Its a beautiful thing and Pierre Dulaine is a little bit like that, a very invisible man. Kind of sort of traveling away, kind of mysterious, too, in another way. I love all of those features of him. I loved that from the moment I met him and I tried to keep the characters like that."
Banderas continued. Hes kind of mysterious. You dont know really his background. You know a little bit because one of the kids in an attack of horniness comes to his house, picks up a picture of his wife so you realize in the movie that hes a widower. But until that point, you dont know where hes coming from. You just get the little details at the beginning, My mother is Spanish. My father is French
Some people asked me in [another interview], did you say that because you have to justify your accent? But in reality, Pierre Dulaine is not called Pierre Dulaine. Pierre Dulaine is a stage name. Hes called a different way and its true that he was born in Palestine, that he has lived all around the world and he speaks several languages - and he speaks with an accent in all of them. So that was familiar. I said, Whoa, I can do this guy.
Capturing Pierre Dulaine Onscreen: Banderas said the most important characteristics of Pierre he needed to capture were his capacity for love and sharing with nothing in return. Thats what surprised me the most because its a very rare animal in our days, said Banderas. He was successful, his Academy would have received people, taught people to dance in an easy way. Normally hes just like [teaching] mature people so they dont give you any problems. They pay you. He didnt have to do this.
We had dinner, it was the night before we started principal photography and I asked that question to him: Why did you do this? He said, Because, man, I was successful in my life what I wanted to do. I had a lot of fun, a lot of friends and I wanted to give something back. It sounds very simple and thats the way that he said it. He said, I enjoy that. I find a pleasure in seeing people blossoming and getting out of problems through something that I love very much, which is dancing.
Sometimes they said that actors or artists in general are not productive for society because we talk about very material things. We dont produce tomatoes or potatoes or milk or something thats useful, cars. We just go to the heart. I think he took that very important, with a lot of importance in his life so he wanted to share that.
The Physical Stuff Takes Its Toll: During the press days for Banderas latest Zorro movie, he admitted the physical aspects of acting are getting more difficult as he gets older. Even dancing in Take the Lead was, at times, tough to handle. Banderas laughed, That Russian girl was a little bit too energetic. Unbelievable

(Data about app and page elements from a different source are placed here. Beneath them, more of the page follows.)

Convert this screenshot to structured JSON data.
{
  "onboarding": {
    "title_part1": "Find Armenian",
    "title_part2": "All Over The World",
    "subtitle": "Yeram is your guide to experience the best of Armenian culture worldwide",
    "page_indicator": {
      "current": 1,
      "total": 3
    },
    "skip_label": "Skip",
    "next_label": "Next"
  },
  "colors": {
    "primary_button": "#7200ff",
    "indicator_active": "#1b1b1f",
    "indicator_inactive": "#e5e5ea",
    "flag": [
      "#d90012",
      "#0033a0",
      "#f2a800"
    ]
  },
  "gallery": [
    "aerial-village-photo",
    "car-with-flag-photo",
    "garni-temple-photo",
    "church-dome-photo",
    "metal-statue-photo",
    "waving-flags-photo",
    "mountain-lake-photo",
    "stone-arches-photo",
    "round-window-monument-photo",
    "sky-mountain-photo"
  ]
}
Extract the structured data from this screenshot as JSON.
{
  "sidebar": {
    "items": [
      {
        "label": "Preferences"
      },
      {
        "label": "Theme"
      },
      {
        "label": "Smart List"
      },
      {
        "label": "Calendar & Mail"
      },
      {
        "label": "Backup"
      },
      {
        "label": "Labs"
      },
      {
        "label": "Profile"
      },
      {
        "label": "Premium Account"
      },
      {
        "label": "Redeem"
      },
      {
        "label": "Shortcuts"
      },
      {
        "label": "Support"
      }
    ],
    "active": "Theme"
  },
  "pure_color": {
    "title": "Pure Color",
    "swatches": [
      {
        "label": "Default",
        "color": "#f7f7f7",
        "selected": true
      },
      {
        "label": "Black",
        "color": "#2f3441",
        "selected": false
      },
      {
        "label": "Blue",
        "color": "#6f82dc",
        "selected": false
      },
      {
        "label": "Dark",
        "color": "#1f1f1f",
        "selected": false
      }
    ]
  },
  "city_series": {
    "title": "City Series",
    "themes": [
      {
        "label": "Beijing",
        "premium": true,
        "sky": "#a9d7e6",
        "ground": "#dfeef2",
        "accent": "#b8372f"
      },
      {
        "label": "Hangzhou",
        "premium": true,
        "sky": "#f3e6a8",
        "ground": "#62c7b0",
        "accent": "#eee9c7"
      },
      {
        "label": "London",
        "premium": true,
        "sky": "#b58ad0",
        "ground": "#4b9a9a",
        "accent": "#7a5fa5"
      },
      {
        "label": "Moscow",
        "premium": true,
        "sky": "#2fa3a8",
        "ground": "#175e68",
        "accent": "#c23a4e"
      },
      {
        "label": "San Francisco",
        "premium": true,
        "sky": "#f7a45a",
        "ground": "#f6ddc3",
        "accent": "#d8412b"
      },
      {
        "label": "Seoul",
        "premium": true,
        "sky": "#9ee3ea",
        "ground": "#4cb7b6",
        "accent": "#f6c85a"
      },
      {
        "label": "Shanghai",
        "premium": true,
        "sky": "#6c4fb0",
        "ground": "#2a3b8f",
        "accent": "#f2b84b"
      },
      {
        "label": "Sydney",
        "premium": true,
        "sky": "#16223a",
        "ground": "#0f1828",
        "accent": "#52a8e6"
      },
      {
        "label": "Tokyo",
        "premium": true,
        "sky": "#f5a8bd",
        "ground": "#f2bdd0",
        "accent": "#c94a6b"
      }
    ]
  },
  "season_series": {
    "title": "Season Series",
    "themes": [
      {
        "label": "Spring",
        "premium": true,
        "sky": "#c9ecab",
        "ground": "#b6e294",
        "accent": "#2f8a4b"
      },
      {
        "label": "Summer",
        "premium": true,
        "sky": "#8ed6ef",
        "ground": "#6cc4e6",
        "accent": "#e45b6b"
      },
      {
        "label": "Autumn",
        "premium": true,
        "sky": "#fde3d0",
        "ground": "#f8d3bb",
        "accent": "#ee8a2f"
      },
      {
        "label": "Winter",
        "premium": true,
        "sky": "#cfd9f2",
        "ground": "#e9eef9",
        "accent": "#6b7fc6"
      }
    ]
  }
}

Fortunately for his body, Banderas didnt have to practice that scene much. Not too many times. In total, the total of 15-16 days rehearsals, an hour, hour and a half each one of them, no more because then we get really tired, sweaty, explained Banderas. I have to do all the rehearsals at the same time as the scenes and stuff so we were just alternating the process of dancing and doing scenes, because the kids were in the same place where we were dancing, too. We were rehearsing everything at the same time. I would have loved to have more time. I was really surprised when I saw the movie. Oh, thats good.